● **Problem requirements**
Check each line of the listing below for the string "DebuggingException", and copy the ones that have it.

● **Exercise materials**
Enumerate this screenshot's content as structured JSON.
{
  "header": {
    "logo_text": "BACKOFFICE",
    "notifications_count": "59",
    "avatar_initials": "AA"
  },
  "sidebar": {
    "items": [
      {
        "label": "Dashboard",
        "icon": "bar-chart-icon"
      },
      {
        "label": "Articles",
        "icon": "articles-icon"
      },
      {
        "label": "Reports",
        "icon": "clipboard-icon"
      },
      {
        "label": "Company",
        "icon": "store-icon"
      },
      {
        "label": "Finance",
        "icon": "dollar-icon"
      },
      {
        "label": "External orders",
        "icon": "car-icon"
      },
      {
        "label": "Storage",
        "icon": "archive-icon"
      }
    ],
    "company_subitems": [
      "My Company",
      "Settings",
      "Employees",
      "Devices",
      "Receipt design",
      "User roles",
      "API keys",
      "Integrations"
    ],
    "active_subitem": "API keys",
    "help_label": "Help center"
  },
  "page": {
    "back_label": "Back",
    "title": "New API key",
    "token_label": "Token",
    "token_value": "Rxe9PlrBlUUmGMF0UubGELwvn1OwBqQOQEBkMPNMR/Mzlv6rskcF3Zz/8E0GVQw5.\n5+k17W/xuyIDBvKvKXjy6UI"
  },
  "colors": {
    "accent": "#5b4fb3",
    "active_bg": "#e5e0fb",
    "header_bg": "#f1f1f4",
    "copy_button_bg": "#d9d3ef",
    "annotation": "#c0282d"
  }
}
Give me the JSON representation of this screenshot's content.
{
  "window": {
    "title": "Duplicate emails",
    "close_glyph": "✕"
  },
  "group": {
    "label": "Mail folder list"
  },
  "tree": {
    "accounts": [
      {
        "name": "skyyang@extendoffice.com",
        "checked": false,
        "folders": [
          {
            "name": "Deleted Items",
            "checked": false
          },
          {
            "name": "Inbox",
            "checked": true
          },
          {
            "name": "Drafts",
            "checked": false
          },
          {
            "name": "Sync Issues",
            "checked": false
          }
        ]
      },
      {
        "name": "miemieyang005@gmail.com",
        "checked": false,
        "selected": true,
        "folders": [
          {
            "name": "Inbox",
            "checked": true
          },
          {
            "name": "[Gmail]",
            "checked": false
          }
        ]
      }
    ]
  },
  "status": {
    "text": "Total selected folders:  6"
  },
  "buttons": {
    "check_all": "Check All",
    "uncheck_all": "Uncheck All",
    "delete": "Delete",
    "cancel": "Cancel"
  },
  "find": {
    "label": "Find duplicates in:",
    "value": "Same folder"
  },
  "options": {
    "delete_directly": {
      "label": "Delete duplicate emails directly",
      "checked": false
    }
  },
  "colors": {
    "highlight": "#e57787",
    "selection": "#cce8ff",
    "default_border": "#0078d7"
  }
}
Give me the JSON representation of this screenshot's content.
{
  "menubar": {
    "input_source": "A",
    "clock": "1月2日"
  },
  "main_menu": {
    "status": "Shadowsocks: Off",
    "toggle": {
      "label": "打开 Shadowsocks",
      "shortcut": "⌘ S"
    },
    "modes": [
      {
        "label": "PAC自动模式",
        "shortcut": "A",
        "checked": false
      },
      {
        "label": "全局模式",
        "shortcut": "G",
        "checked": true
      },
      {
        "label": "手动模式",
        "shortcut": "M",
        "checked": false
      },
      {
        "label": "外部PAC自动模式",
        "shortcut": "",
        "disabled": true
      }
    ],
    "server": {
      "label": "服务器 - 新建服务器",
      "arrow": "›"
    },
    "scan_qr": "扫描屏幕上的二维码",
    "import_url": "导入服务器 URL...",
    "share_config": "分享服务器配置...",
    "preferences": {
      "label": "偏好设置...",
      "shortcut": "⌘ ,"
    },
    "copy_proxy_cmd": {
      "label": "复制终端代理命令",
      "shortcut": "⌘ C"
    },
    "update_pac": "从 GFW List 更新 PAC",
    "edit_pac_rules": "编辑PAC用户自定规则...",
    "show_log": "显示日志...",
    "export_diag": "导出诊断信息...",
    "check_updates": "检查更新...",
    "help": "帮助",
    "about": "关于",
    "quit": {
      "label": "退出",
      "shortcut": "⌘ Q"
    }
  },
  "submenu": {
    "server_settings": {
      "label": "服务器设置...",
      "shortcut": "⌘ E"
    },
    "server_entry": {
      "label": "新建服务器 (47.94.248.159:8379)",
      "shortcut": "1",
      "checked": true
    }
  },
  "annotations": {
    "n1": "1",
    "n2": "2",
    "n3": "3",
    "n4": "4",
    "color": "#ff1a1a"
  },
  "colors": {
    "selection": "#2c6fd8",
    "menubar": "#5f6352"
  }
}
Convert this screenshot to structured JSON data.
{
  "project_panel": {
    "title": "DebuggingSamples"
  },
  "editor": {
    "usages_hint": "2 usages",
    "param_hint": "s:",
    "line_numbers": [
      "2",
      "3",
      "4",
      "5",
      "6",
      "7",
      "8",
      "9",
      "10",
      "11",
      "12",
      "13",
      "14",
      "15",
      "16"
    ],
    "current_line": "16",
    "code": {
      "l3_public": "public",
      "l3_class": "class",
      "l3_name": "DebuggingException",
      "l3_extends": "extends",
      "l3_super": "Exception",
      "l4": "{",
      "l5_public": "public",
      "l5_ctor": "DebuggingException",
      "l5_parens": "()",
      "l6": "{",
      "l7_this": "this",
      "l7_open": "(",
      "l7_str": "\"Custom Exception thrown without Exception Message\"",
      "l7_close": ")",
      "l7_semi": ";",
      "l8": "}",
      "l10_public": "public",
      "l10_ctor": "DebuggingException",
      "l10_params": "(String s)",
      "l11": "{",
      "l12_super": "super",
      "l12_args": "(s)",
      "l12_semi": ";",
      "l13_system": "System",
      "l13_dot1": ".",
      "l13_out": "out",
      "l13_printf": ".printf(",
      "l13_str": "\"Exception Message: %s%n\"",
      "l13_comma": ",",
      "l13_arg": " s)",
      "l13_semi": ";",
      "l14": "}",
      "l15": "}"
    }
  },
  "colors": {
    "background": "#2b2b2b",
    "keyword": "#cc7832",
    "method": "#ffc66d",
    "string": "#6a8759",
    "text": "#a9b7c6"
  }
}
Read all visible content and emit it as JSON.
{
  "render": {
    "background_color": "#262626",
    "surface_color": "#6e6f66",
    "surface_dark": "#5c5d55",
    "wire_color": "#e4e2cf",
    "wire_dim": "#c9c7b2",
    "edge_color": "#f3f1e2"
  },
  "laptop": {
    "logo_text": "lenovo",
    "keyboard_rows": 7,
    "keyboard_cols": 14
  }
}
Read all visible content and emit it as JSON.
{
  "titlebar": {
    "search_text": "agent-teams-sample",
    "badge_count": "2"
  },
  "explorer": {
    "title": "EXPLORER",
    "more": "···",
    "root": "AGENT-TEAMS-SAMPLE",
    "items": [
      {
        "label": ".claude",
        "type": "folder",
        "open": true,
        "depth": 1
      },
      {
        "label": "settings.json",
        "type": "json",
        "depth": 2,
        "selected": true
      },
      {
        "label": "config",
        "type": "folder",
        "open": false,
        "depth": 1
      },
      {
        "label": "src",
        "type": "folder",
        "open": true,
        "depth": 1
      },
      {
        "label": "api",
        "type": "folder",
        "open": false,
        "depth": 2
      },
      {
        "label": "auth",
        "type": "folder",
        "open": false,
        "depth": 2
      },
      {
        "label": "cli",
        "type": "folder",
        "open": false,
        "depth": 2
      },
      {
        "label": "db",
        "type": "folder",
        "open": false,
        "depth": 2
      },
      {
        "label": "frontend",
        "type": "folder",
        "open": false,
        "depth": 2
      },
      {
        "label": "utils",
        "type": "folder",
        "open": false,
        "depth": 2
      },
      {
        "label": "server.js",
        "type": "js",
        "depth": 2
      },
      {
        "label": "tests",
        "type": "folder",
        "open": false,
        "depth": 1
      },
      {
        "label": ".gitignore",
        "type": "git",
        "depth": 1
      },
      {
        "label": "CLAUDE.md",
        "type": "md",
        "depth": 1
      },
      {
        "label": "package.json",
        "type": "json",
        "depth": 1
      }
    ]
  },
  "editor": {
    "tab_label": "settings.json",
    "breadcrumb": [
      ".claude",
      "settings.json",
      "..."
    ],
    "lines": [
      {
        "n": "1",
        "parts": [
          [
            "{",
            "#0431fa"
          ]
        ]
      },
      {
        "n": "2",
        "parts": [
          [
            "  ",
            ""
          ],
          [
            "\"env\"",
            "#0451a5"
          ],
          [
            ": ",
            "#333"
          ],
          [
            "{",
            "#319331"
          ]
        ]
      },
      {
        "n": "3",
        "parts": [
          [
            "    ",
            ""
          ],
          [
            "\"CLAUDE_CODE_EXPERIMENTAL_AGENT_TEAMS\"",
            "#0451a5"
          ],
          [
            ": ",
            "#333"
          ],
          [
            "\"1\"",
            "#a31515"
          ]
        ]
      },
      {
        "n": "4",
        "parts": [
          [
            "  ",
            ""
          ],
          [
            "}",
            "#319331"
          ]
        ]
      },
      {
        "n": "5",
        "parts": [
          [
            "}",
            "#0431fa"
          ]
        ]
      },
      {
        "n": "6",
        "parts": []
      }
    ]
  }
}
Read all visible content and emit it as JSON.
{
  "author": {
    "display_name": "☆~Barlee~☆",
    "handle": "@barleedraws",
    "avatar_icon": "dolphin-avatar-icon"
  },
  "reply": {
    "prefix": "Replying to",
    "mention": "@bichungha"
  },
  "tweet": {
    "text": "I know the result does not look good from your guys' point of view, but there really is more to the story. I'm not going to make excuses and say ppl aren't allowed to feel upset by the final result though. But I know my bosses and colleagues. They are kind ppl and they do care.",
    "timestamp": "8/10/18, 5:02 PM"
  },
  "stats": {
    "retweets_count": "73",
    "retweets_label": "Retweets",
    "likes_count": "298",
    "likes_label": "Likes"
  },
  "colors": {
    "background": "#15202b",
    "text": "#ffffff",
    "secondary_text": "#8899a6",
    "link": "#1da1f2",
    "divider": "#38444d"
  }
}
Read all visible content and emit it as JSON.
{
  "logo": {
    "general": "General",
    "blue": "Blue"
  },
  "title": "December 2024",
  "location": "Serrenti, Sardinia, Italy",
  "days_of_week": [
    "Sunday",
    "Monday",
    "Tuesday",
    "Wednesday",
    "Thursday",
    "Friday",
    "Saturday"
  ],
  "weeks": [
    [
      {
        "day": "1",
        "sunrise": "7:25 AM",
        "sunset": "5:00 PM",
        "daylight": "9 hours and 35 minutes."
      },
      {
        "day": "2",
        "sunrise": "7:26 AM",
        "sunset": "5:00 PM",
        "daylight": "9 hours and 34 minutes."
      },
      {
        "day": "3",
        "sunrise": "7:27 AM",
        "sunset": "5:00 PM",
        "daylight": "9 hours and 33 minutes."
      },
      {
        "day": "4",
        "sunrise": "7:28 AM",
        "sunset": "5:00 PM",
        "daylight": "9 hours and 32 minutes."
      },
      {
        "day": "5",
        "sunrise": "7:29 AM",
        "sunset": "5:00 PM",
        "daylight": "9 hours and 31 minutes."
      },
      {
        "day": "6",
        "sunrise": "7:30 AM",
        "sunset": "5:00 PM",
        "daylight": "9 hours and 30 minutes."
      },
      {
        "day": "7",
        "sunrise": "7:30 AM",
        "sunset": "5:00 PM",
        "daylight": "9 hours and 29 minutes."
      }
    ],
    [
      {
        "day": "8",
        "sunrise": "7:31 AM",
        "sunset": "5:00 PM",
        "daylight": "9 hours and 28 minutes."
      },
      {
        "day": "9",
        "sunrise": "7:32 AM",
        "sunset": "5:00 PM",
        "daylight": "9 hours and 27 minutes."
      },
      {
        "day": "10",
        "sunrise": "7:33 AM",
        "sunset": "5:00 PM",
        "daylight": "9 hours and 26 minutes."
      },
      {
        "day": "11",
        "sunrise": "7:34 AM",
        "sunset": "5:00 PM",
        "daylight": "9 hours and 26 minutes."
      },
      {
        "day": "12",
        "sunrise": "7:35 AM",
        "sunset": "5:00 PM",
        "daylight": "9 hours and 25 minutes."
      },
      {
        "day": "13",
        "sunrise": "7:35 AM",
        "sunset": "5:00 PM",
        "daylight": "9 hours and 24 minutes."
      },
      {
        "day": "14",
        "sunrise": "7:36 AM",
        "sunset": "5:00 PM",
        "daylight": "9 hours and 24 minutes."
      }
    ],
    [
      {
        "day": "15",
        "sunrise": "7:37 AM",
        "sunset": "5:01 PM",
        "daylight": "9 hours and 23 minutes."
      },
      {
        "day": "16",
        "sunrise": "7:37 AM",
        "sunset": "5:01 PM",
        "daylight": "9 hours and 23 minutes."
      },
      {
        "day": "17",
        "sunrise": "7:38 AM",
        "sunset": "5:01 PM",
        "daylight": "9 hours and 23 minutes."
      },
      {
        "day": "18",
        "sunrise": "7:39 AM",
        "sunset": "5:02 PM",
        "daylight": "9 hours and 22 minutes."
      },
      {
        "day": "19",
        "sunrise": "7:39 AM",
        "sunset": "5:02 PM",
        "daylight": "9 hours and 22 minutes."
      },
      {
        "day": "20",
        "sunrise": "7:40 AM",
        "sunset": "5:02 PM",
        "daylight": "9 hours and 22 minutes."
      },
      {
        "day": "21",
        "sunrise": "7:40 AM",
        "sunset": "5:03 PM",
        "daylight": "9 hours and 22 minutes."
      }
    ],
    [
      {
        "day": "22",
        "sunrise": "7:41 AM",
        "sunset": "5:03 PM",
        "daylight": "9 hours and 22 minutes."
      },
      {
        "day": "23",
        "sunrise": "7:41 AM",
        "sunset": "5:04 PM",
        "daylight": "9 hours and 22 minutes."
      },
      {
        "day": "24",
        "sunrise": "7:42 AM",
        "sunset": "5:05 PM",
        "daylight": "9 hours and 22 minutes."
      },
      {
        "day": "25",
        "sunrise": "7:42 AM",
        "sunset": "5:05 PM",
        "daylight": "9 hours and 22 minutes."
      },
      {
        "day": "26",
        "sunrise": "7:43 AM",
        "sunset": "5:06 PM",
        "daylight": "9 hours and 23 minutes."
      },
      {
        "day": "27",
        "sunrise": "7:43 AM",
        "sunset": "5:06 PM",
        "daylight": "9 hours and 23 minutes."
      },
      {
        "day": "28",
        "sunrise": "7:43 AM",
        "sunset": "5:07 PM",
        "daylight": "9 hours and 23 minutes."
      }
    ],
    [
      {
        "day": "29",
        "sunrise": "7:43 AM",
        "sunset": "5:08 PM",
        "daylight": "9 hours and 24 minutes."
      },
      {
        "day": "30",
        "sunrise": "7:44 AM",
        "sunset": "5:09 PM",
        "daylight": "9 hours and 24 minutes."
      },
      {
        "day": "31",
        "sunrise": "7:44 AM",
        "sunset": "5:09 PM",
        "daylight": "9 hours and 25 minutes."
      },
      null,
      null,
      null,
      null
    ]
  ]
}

● **Solution**
      "l3_name": "DebuggingException",
      "l5_ctor": "DebuggingException",
      "l10_ctor": "DebuggingException",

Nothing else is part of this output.